• [What to do]: Verbatim copy without images: return all of the data as it stands.

(Entries shown begins)

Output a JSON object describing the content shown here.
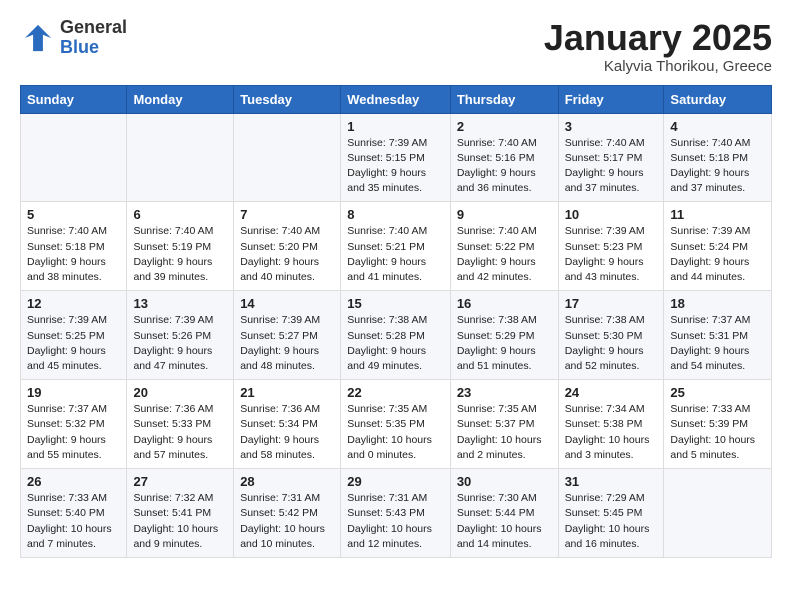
{
  "header": {
    "logo_general": "General",
    "logo_blue": "Blue",
    "month_title": "January 2025",
    "location": "Kalyvia Thorikou, Greece"
  },
  "weekdays": [
    "Sunday",
    "Monday",
    "Tuesday",
    "Wednesday",
    "Thursday",
    "Friday",
    "Saturday"
  ],
  "weeks": [
    [
      {
        "day": "",
        "info": ""
      },
      {
        "day": "",
        "info": ""
      },
      {
        "day": "",
        "info": ""
      },
      {
        "day": "1",
        "info": "Sunrise: 7:39 AM\nSunset: 5:15 PM\nDaylight: 9 hours and 35 minutes."
      },
      {
        "day": "2",
        "info": "Sunrise: 7:40 AM\nSunset: 5:16 PM\nDaylight: 9 hours and 36 minutes."
      },
      {
        "day": "3",
        "info": "Sunrise: 7:40 AM\nSunset: 5:17 PM\nDaylight: 9 hours and 37 minutes."
      },
      {
        "day": "4",
        "info": "Sunrise: 7:40 AM\nSunset: 5:18 PM\nDaylight: 9 hours and 37 minutes."
      }
    ],
    [
      {
        "day": "5",
        "info": "Sunrise: 7:40 AM\nSunset: 5:18 PM\nDaylight: 9 hours and 38 minutes."
      },
      {
        "day": "6",
        "info": "Sunrise: 7:40 AM\nSunset: 5:19 PM\nDaylight: 9 hours and 39 minutes."
      },
      {
        "day": "7",
        "info": "Sunrise: 7:40 AM\nSunset: 5:20 PM\nDaylight: 9 hours and 40 minutes."
      },
      {
        "day": "8",
        "info": "Sunrise: 7:40 AM\nSunset: 5:21 PM\nDaylight: 9 hours and 41 minutes."
      },
      {
        "day": "9",
        "info": "Sunrise: 7:40 AM\nSunset: 5:22 PM\nDaylight: 9 hours and 42 minutes."
      },
      {
        "day": "10",
        "info": "Sunrise: 7:39 AM\nSunset: 5:23 PM\nDaylight: 9 hours and 43 minutes."
      },
      {
        "day": "11",
        "info": "Sunrise: 7:39 AM\nSunset: 5:24 PM\nDaylight: 9 hours and 44 minutes."
      }
    ],
    [
      {
        "day": "12",
        "info": "Sunrise: 7:39 AM\nSunset: 5:25 PM\nDaylight: 9 hours and 45 minutes."
      },
      {
        "day": "13",
        "info": "Sunrise: 7:39 AM\nSunset: 5:26 PM\nDaylight: 9 hours and 47 minutes."
      },
      {
        "day": "14",
        "info": "Sunrise: 7:39 AM\nSunset: 5:27 PM\nDaylight: 9 hours and 48 minutes."
      },
      {
        "day": "15",
        "info": "Sunrise: 7:38 AM\nSunset: 5:28 PM\nDaylight: 9 hours and 49 minutes."
      },
      {
        "day": "16",
        "info": "Sunrise: 7:38 AM\nSunset: 5:29 PM\nDaylight: 9 hours and 51 minutes."
      },
      {
        "day": "17",
        "info": "Sunrise: 7:38 AM\nSunset: 5:30 PM\nDaylight: 9 hours and 52 minutes."
      },
      {
        "day": "18",
        "info": "Sunrise: 7:37 AM\nSunset: 5:31 PM\nDaylight: 9 hours and 54 minutes."
      }
    ],
    [
      {
        "day": "19",
        "info": "Sunrise: 7:37 AM\nSunset: 5:32 PM\nDaylight: 9 hours and 55 minutes."
      },
      {
        "day": "20",
        "info": "Sunrise: 7:36 AM\nSunset: 5:33 PM\nDaylight: 9 hours and 57 minutes."
      },
      {
        "day": "21",
        "info": "Sunrise: 7:36 AM\nSunset: 5:34 PM\nDaylight: 9 hours and 58 minutes."
      },
      {
        "day": "22",
        "info": "Sunrise: 7:35 AM\nSunset: 5:35 PM\nDaylight: 10 hours and 0 minutes."
      },
      {
        "day": "23",
        "info": "Sunrise: 7:35 AM\nSunset: 5:37 PM\nDaylight: 10 hours and 2 minutes."
      },
      {
        "day": "24",
        "info": "Sunrise: 7:34 AM\nSunset: 5:38 PM\nDaylight: 10 hours and 3 minutes."
      },
      {
        "day": "25",
        "info": "Sunrise: 7:33 AM\nSunset: 5:39 PM\nDaylight: 10 hours and 5 minutes."
      }
    ],
    [
      {
        "day": "26",
        "info": "Sunrise: 7:33 AM\nSunset: 5:40 PM\nDaylight: 10 hours and 7 minutes."
      },
      {
        "day": "27",
        "info": "Sunrise: 7:32 AM\nSunset: 5:41 PM\nDaylight: 10 hours and 9 minutes."
      },
      {
        "day": "28",
        "info": "Sunrise: 7:31 AM\nSunset: 5:42 PM\nDaylight: 10 hours and 10 minutes."
      },
      {
        "day": "29",
        "info": "Sunrise: 7:31 AM\nSunset: 5:43 PM\nDaylight: 10 hours and 12 minutes."
      },
      {
        "day": "30",
        "info": "Sunrise: 7:30 AM\nSunset: 5:44 PM\nDaylight: 10 hours and 14 minutes."
      },
      {
        "day": "31",
        "info": "Sunrise: 7:29 AM\nSunset: 5:45 PM\nDaylight: 10 hours and 16 minutes."
      },
      {
        "day": "",
        "info": ""
      }
    ]
  ]
}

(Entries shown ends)

• [Written solution]:
Output a JSON object describing the content shown here.
{
  "header": {
    "logo_general": "General",
    "logo_blue": "Blue",
    "month_title": "January 2025",
    "location": "Kalyvia Thorikou, Greece"
  },
  "weekdays": [
    "Sunday",
    "Monday",
    "Tuesday",
    "Wednesday",
    "Thursday",
    "Friday",
    "Saturday"
  ],
  "weeks": [
    [
      {
        "day": "",
        "info": ""
      },
      {
        "day": "",
        "info": ""
      },
      {
        "day": "",
        "info": ""
      },
      {
        "day": "1",
        "info": "Sunrise: 7:39 AM\nSunset: 5:15 PM\nDaylight: 9 hours and 35 minutes."
      },
      {
        "day": "2",
        "info": "Sunrise: 7:40 AM\nSunset: 5:16 PM\nDaylight: 9 hours and 36 minutes."
      },
      {
        "day": "3",
        "info": "Sunrise: 7:40 AM\nSunset: 5:17 PM\nDaylight: 9 hours and 37 minutes."
      },
      {
        "day": "4",
        "info": "Sunrise: 7:40 AM\nSunset: 5:18 PM\nDaylight: 9 hours and 37 minutes."
      }
    ],
    [
      {
        "day": "5",
        "info": "Sunrise: 7:40 AM\nSunset: 5:18 PM\nDaylight: 9 hours and 38 minutes."
      },
      {
        "day": "6",
        "info": "Sunrise: 7:40 AM\nSunset: 5:19 PM\nDaylight: 9 hours and 39 minutes."
      },
      {
        "day": "7",
        "info": "Sunrise: 7:40 AM\nSunset: 5:20 PM\nDaylight: 9 hours and 40 minutes."
      },
      {
        "day": "8",
        "info": "Sunrise: 7:40 AM\nSunset: 5:21 PM\nDaylight: 9 hours and 41 minutes."
      },
      {
        "day": "9",
        "info": "Sunrise: 7:40 AM\nSunset: 5:22 PM\nDaylight: 9 hours and 42 minutes."
      },
      {
        "day": "10",
        "info": "Sunrise: 7:39 AM\nSunset: 5:23 PM\nDaylight: 9 hours and 43 minutes."
      },
      {
        "day": "11",
        "info": "Sunrise: 7:39 AM\nSunset: 5:24 PM\nDaylight: 9 hours and 44 minutes."
      }
    ],
    [
      {
        "day": "12",
        "info": "Sunrise: 7:39 AM\nSunset: 5:25 PM\nDaylight: 9 hours and 45 minutes."
      },
      {
        "day": "13",
        "info": "Sunrise: 7:39 AM\nSunset: 5:26 PM\nDaylight: 9 hours and 47 minutes."
      },
      {
        "day": "14",
        "info": "Sunrise: 7:39 AM\nSunset: 5:27 PM\nDaylight: 9 hours and 48 minutes."
      },
      {
        "day": "15",
        "info": "Sunrise: 7:38 AM\nSunset: 5:28 PM\nDaylight: 9 hours and 49 minutes."
      },
      {
        "day": "16",
        "info": "Sunrise: 7:38 AM\nSunset: 5:29 PM\nDaylight: 9 hours and 51 minutes."
      },
      {
        "day": "17",
        "info": "Sunrise: 7:38 AM\nSunset: 5:30 PM\nDaylight: 9 hours and 52 minutes."
      },
      {
        "day": "18",
        "info": "Sunrise: 7:37 AM\nSunset: 5:31 PM\nDaylight: 9 hours and 54 minutes."
      }
    ],
    [
      {
        "day": "19",
        "info": "Sunrise: 7:37 AM\nSunset: 5:32 PM\nDaylight: 9 hours and 55 minutes."
      },
      {
        "day": "20",
        "info": "Sunrise: 7:36 AM\nSunset: 5:33 PM\nDaylight: 9 hours and 57 minutes."
      },
      {
        "day": "21",
        "info": "Sunrise: 7:36 AM\nSunset: 5:34 PM\nDaylight: 9 hours and 58 minutes."
      },
      {
        "day": "22",
        "info": "Sunrise: 7:35 AM\nSunset: 5:35 PM\nDaylight: 10 hours and 0 minutes."
      },
      {
        "day": "23",
        "info": "Sunrise: 7:35 AM\nSunset: 5:37 PM\nDaylight: 10 hours and 2 minutes."
      },
      {
        "day": "24",
        "info": "Sunrise: 7:34 AM\nSunset: 5:38 PM\nDaylight: 10 hours and 3 minutes."
      },
      {
        "day": "25",
        "info": "Sunrise: 7:33 AM\nSunset: 5:39 PM\nDaylight: 10 hours and 5 minutes."
      }
    ],
    [
      {
        "day": "26",
        "info": "Sunrise: 7:33 AM\nSunset: 5:40 PM\nDaylight: 10 hours and 7 minutes."
      },
      {
        "day": "27",
        "info": "Sunrise: 7:32 AM\nSunset: 5:41 PM\nDaylight: 10 hours and 9 minutes."
      },
      {
        "day": "28",
        "info": "Sunrise: 7:31 AM\nSunset: 5:42 PM\nDaylight: 10 hours and 10 minutes."
      },
      {
        "day": "29",
        "info": "Sunrise: 7:31 AM\nSunset: 5:43 PM\nDaylight: 10 hours and 12 minutes."
      },
      {
        "day": "30",
        "info": "Sunrise: 7:30 AM\nSunset: 5:44 PM\nDaylight: 10 hours and 14 minutes."
      },
      {
        "day": "31",
        "info": "Sunrise: 7:29 AM\nSunset: 5:45 PM\nDaylight: 10 hours and 16 minutes."
      },
      {
        "day": "",
        "info": ""
      }
    ]
  ]
}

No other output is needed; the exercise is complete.